Till the modern times people used the glacial erratics and rocks for house building or church erection in this very agricultural dominated North-Eastern small region of Germany called Uckermark while ‘Ucker‘ is just a nearby river, and the term ‘Mark‘ means borderland where frontiers are crossed to other lands. The countryside offers sometimes a more brittle charm, but you can discover interesting places and a lot of nature with tremendous stones.
There, on the outskirts of the small and otherwise unspectacular village Trebenow (near the city of Prenzlau) a relic of the Neolithic period has survived in quite good and original condition, a typical stone grave of the Funnelbeaker culture being constructed around 3,000 BC. This old burial place is also known as Hünenstein (i. e. Giant’s Stone), and the bearing granite stones had been dug nearly 1 m into the ground. The massive granite serving as the roof has a length of nearly 3 m and a weight of more than 4 t, as a whole a real delicate construction.
Even with today’s technical equipment it would be still a demanding task to erect the astonishing structure which was looted in the course of time. Archeological research in 1904 resulted only in very little findings inside of the grave chamber: 2 horse teeth, 1 burnt small hollow bone and 2 undecorated grey ceramic shards. At a small country road in Trebenow a very small direction sign – which can be easily overlooked – draws possibly some attention to this archaic location, but you cannot see the grave itself from the street because it lies well hidden behind an agricultural barn.
While this archeological site locates within used farmland, the ritual place is usually only completely visible after the harvest during fall or winter. Dozens of similar places can be found in the lands stretching along the Baltic and North Sea, but the greater public does not know much of them like this secret and lonesome stony space in the Mark.

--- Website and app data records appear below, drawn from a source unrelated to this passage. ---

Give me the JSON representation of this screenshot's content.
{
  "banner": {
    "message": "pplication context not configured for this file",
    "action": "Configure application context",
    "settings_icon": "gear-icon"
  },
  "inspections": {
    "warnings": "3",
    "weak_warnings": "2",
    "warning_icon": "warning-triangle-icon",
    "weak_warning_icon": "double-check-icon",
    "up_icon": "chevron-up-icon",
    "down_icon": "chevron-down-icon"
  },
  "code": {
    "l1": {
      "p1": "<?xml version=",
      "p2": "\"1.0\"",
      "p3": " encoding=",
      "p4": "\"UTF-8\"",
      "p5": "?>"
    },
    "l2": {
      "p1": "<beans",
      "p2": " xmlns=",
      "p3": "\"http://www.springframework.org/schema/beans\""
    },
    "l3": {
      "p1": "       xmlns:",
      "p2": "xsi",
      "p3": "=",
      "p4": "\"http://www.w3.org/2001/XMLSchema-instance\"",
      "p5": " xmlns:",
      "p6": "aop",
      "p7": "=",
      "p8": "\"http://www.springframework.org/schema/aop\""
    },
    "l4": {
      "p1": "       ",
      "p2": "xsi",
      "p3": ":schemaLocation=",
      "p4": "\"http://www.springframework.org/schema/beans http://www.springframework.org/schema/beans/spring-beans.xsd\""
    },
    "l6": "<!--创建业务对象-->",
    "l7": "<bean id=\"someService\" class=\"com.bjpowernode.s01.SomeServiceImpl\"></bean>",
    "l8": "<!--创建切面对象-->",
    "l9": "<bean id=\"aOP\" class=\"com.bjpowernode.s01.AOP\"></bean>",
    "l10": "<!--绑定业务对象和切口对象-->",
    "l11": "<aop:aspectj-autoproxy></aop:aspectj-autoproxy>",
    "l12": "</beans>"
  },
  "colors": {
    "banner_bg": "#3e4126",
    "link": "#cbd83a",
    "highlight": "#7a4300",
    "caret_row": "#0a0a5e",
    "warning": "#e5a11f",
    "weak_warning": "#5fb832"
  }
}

For developping and farming the erratics and stones, left in the Uckermark after the last ice age, had to be removed from the landscape anyhow. Therefore, it is not astonishing that this rocky legacy has been often featured in local traditions and legends. Petrification, the turning of people into a stone, comprises one common topic in this respect like in other more well-known mythologies, because stones as natural monuments are always reminding us to the opening of known history and much older ages, a beginning in fascinating form and shape.